And I picked up the second book by BBC journalist, Frank Gardener.  The first, Blood and Sand, was a fascinating read. 

Still to come is my big book review of True Vines, written by the multi-talented Diana Strinati Baur.  A delicious novel that came with me across the world when I flew home to New Zealand.  The same Diana I'm putting the Your Beautiful Truth Retreat with in August in Italy.

I love books ... rereading the best again and again over the years.  I've had Isabel Allende's My Invented Country tucked away in my handbag for emergencies.  It's small and packed with wise words.

And that's me lately.  Photography, reading, tram-riding, houseworking, winter me.

The image: a tray of champagne that floated past me at the recent wedding.  Random but beautiful is my idea of it.

Books Read Recently

I have always imagined that Paradise will be a kind of library.
Jorge Luis Borges

All Kinds of Magic - A Quest for Meaning in a Material World, by Piers Ede Moore.  I also loved his first book, Honey and Dust, found after I had finished the first but entirely enjoyable in this wrong order too.

The Places In Between, by Rory Stewart.  Loved it, and it reminded me of a favourite book that I’ve carried with me since forever, William Dalrymple’s, In Xanadu - a Quest.

I love books where people set out walking, across countries.  The first 4 probably make this quite clear so I’ll move away from mentioning Cees Nooteboom and Ryszard Kapuscinski

Mornings in Jenin, by Susan Abulhawa, blew me away and left me exhausted at the end.  Beautifully written.  Actually, it reminded me of another old favourite, I Saw Ramallah by Mourid Barghouti.  Mourid is a poet who wrote his story in the most beautiful prose.  His second book has just come out.  I must find it. 

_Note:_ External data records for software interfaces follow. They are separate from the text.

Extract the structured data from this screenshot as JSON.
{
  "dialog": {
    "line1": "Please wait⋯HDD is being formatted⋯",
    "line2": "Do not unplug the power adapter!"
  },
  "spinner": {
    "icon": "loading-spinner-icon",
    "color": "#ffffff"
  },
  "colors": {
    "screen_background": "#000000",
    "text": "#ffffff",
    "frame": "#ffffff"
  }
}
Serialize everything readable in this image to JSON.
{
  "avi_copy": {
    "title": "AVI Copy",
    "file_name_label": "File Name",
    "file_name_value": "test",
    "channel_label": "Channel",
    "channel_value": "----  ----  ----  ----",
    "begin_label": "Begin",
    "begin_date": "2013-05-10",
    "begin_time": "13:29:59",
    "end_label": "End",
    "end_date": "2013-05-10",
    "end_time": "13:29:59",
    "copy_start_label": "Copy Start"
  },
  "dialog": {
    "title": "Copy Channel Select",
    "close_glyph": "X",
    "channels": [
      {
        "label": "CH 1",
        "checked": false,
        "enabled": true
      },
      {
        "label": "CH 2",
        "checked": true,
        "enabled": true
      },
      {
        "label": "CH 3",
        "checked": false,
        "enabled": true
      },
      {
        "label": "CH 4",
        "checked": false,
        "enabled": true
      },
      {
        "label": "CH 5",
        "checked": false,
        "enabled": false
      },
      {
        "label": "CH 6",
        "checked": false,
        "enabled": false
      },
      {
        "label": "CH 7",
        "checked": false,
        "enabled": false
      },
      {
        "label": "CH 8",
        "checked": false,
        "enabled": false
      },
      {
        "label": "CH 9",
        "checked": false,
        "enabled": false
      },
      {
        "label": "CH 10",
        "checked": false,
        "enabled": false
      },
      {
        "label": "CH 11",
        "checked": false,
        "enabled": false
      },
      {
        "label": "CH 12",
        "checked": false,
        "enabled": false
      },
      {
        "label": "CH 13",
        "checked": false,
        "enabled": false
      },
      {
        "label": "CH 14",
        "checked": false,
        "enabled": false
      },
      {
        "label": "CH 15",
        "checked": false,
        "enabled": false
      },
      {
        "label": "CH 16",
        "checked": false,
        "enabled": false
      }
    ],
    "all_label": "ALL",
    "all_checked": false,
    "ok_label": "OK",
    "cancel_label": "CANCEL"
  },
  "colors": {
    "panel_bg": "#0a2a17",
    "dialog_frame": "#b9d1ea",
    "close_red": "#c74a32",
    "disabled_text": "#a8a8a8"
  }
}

One of his poems appear on page 100 of my copy of the book.  I have never been able to forget this poem he wrote about his mother:
She wants to go to a planet away from the earth
Where the paths are crowded with people running to their rooms
And where the beds in the morning are chaos
And the pillows wake up crumpled,
Their cotton stuffing dipping in the middle.
She wants washing lines full and much, much rice to cook for lunch
And a large, large kettle boiling on a fire in the afternoon
And the table for everyone in the evening, its tablecloth dripping with sesame of chatter.
She wants the smell of garlic at noon to gather the absent ones
And is surprised that the mother’s stew is weaker than the power of governments and that her pastry in the evening
Dries on a sheet untouched by any hand.
Can the earth contain
The cruelty of a mother making her coffee alone
On a Diaspora morning?
She wants to go to a planet away from the earth
Where all directions lead to the harbour of the bosom,
The gulf of two arms
That receive and know no farewells.
She wants airplanes to come back only.
Airports to be for those returning,
The planes to land and never leave again

I discovered Yasmina Reza’s book, A Year with Nicolas Sarkozy, and enjoyed it immensely.

But enough of books and me.  As I have worked here tonight, Gert has been discovering just how easy Squarespace is to work in ... this as he creates my new website.  It’s all rather exciting, almost as exciting as moving countries.